## Exercise brief
Output the full listing word for word.

## Exercise data
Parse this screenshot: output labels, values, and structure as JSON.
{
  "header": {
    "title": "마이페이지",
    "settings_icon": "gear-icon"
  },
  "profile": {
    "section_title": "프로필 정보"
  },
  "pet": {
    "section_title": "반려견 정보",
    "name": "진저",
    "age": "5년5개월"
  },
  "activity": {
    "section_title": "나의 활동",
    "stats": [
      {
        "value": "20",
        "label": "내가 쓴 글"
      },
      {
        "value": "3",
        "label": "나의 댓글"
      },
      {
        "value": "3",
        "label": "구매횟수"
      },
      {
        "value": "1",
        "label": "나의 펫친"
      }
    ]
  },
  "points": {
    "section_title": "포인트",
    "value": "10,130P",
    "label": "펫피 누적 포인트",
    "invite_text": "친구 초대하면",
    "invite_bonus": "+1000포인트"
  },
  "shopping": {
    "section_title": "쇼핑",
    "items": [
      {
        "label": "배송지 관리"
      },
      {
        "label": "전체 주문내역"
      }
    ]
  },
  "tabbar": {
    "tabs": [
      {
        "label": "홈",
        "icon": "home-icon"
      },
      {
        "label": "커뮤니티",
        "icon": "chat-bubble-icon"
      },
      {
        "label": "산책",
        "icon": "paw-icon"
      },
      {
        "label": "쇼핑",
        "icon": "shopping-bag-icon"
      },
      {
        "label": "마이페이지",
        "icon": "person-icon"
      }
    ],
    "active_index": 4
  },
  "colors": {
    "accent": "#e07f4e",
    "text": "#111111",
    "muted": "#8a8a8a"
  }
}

## Solution to this problem
Parse this screenshot: output labels, values, and structure as JSON.
{
  "header": {
    "title": "마이페이지",
    "settings_icon": "gear-icon"
  },
  "profile": {
    "section_title": "프로필 정보"
  },
  "pet": {
    "section_title": "반려견 정보",
    "name": "진저",
    "age": "5년5개월"
  },
  "activity": {
    "section_title": "나의 활동",
    "stats": [
      {
        "value": "20",
        "label": "내가 쓴 글"
      },
      {
        "value": "3",
        "label": "나의 댓글"
      },
      {
        "value": "3",
        "label": "구매횟수"
      },
      {
        "value": "1",
        "label": "나의 펫친"
      }
    ]
  },
  "points": {
    "section_title": "포인트",
    "value": "10,130P",
    "label": "펫피 누적 포인트",
    "invite_text": "친구 초대하면",
    "invite_bonus": "+1000포인트"
  },
  "shopping": {
    "section_title": "쇼핑",
    "items": [
      {
        "label": "배송지 관리"
      },
      {
        "label": "전체 주문내역"
      }
    ]
  },
  "tabbar": {
    "tabs": [
      {
        "label": "홈",
        "icon": "home-icon"
      },
      {
        "label": "커뮤니티",
        "icon": "chat-bubble-icon"
      },
      {
        "label": "산책",
        "icon": "paw-icon"
      },
      {
        "label": "쇼핑",
        "icon": "shopping-bag-icon"
      },
      {
        "label": "마이페이지",
        "icon": "person-icon"
      }
    ],
    "active_index": 4
  },
  "colors": {
    "accent": "#e07f4e",
    "text": "#111111",
    "muted": "#8a8a8a"
  }
}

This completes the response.